WHAT YOU SHOULD DO
Below are some lines of data. Return all of them as they are.

RECORDS SHOWN
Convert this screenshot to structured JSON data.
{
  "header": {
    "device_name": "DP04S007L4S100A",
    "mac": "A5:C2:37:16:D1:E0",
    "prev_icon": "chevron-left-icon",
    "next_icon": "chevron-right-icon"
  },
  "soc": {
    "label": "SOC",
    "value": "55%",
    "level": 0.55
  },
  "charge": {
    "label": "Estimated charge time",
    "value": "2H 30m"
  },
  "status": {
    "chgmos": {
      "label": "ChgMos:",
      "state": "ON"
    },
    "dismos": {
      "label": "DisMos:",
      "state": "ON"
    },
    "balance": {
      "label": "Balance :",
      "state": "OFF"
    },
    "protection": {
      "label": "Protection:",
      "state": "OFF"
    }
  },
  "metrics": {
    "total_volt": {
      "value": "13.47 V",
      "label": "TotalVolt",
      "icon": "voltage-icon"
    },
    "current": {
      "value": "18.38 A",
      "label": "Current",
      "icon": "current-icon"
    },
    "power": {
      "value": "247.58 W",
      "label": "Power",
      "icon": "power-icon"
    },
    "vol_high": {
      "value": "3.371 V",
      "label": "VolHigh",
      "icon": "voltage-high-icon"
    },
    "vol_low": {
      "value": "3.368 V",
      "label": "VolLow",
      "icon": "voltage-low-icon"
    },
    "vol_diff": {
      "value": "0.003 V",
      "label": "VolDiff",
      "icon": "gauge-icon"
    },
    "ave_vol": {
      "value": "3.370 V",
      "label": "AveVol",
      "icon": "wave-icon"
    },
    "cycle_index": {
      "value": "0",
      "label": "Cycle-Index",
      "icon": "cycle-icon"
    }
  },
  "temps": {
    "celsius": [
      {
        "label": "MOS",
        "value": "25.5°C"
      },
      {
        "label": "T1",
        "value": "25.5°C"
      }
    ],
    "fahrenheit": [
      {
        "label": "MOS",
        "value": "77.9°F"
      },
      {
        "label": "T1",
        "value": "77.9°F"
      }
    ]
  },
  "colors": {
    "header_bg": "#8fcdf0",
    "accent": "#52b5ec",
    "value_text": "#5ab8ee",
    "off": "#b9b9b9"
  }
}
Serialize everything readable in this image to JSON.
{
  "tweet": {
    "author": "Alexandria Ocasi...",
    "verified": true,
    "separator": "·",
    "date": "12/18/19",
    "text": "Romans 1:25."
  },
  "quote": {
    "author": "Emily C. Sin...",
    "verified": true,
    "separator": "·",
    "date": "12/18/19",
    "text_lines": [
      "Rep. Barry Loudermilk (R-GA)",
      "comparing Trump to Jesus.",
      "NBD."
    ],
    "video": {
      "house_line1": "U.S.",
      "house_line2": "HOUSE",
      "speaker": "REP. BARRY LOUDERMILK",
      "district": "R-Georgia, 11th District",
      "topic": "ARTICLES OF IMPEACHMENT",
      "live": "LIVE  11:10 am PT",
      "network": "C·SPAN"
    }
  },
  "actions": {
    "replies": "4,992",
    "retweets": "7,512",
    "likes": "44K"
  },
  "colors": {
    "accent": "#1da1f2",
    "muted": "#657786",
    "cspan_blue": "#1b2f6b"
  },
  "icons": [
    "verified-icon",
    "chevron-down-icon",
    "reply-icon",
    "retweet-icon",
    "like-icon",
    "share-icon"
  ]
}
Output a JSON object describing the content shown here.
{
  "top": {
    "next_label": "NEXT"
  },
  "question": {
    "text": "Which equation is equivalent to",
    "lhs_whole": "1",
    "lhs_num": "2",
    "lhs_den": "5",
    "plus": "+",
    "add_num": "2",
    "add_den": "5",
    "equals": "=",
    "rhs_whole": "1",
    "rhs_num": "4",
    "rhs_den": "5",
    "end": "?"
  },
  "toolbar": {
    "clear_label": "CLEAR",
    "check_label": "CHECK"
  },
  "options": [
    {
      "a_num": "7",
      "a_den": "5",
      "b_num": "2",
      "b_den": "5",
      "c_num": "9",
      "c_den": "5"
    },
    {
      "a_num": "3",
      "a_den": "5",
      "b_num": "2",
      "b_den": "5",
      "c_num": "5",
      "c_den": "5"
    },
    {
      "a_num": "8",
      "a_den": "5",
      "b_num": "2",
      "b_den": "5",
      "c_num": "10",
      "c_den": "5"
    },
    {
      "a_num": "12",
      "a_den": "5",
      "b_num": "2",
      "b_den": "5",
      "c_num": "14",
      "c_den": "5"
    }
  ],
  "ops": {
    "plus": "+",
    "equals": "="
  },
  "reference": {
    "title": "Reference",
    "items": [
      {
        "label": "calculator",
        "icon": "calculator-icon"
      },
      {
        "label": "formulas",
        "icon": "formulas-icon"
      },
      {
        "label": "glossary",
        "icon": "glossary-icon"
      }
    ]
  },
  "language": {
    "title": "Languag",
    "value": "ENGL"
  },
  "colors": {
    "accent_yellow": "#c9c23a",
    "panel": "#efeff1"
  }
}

SOLUTION FOR THIS TASK
Convert this screenshot to structured JSON data.
{
  "header": {
    "device_name": "DP04S007L4S100A",
    "mac": "A5:C2:37:16:D1:E0",
    "prev_icon": "chevron-left-icon",
    "next_icon": "chevron-right-icon"
  },
  "soc": {
    "label": "SOC",
    "value": "55%",
    "level": 0.55
  },
  "charge": {
    "label": "Estimated charge time",
    "value": "2H 30m"
  },
  "status": {
    "chgmos": {
      "label": "ChgMos:",
      "state": "ON"
    },
    "dismos": {
      "label": "DisMos:",
      "state": "ON"
    },
    "balance": {
      "label": "Balance :",
      "state": "OFF"
    },
    "protection": {
      "label": "Protection:",
      "state": "OFF"
    }
  },
  "metrics": {
    "total_volt": {
      "value": "13.47 V",
      "label": "TotalVolt",
      "icon": "voltage-icon"
    },
    "current": {
      "value": "18.38 A",
      "label": "Current",
      "icon": "current-icon"
    },
    "power": {
      "value": "247.58 W",
      "label": "Power",
      "icon": "power-icon"
    },
    "vol_high": {
      "value": "3.371 V",
      "label": "VolHigh",
      "icon": "voltage-high-icon"
    },
    "vol_low": {
      "value": "3.368 V",
      "label": "VolLow",
      "icon": "voltage-low-icon"
    },
    "vol_diff": {
      "value": "0.003 V",
      "label": "VolDiff",
      "icon": "gauge-icon"
    },
    "ave_vol": {
      "value": "3.370 V",
      "label": "AveVol",
      "icon": "wave-icon"
    },
    "cycle_index": {
      "value": "0",
      "label": "Cycle-Index",
      "icon": "cycle-icon"
    }
  },
  "temps": {
    "celsius": [
      {
        "label": "MOS",
        "value": "25.5°C"
      },
      {
        "label": "T1",
        "value": "25.5°C"
      }
    ],
    "fahrenheit": [
      {
        "label": "MOS",
        "value": "77.9°F"
      },
      {
        "label": "T1",
        "value": "77.9°F"
      }
    ]
  },
  "colors": {
    "header_bg": "#8fcdf0",
    "accent": "#52b5ec",
    "value_text": "#5ab8ee",
    "off": "#b9b9b9"
  }
}
Serialize everything readable in this image to JSON.
{
  "tweet": {
    "author": "Alexandria Ocasi...",
    "verified": true,
    "separator": "·",
    "date": "12/18/19",
    "text": "Romans 1:25."
  },
  "quote": {
    "author": "Emily C. Sin...",
    "verified": true,
    "separator": "·",
    "date": "12/18/19",
    "text_lines": [
      "Rep. Barry Loudermilk (R-GA)",
      "comparing Trump to Jesus.",
      "NBD."
    ],
    "video": {
      "house_line1": "U.S.",
      "house_line2": "HOUSE",
      "speaker": "REP. BARRY LOUDERMILK",
      "district": "R-Georgia, 11th District",
      "topic": "ARTICLES OF IMPEACHMENT",
      "live": "LIVE  11:10 am PT",
      "network": "C·SPAN"
    }
  },
  "actions": {
    "replies": "4,992",
    "retweets": "7,512",
    "likes": "44K"
  },
  "colors": {
    "accent": "#1da1f2",
    "muted": "#657786",
    "cspan_blue": "#1b2f6b"
  },
  "icons": [
    "verified-icon",
    "chevron-down-icon",
    "reply-icon",
    "retweet-icon",
    "like-icon",
    "share-icon"
  ]
}
Output a JSON object describing the content shown here.
{
  "top": {
    "next_label": "NEXT"
  },
  "question": {
    "text": "Which equation is equivalent to",
    "lhs_whole": "1",
    "lhs_num": "2",
    "lhs_den": "5",
    "plus": "+",
    "add_num": "2",
    "add_den": "5",
    "equals": "=",
    "rhs_whole": "1",
    "rhs_num": "4",
    "rhs_den": "5",
    "end": "?"
  },
  "toolbar": {
    "clear_label": "CLEAR",
    "check_label": "CHECK"
  },
  "options": [
    {
      "a_num": "7",
      "a_den": "5",
      "b_num": "2",
      "b_den": "5",
      "c_num": "9",
      "c_den": "5"
    },
    {
      "a_num": "3",
      "a_den": "5",
      "b_num": "2",
      "b_den": "5",
      "c_num": "5",
      "c_den": "5"
    },
    {
      "a_num": "8",
      "a_den": "5",
      "b_num": "2",
      "b_den": "5",
      "c_num": "10",
      "c_den": "5"
    },
    {
      "a_num": "12",
      "a_den": "5",
      "b_num": "2",
      "b_den": "5",
      "c_num": "14",
      "c_den": "5"
    }
  ],
  "ops": {
    "plus": "+",
    "equals": "="
  },
  "reference": {
    "title": "Reference",
    "items": [
      {
        "label": "calculator",
        "icon": "calculator-icon"
      },
      {
        "label": "formulas",
        "icon": "formulas-icon"
      },
      {
        "label": "glossary",
        "icon": "glossary-icon"
      }
    ]
  },
  "language": {
    "title": "Languag",
    "value": "ENGL"
  },
  "colors": {
    "accent_yellow": "#c9c23a",
    "panel": "#efeff1"
  }
}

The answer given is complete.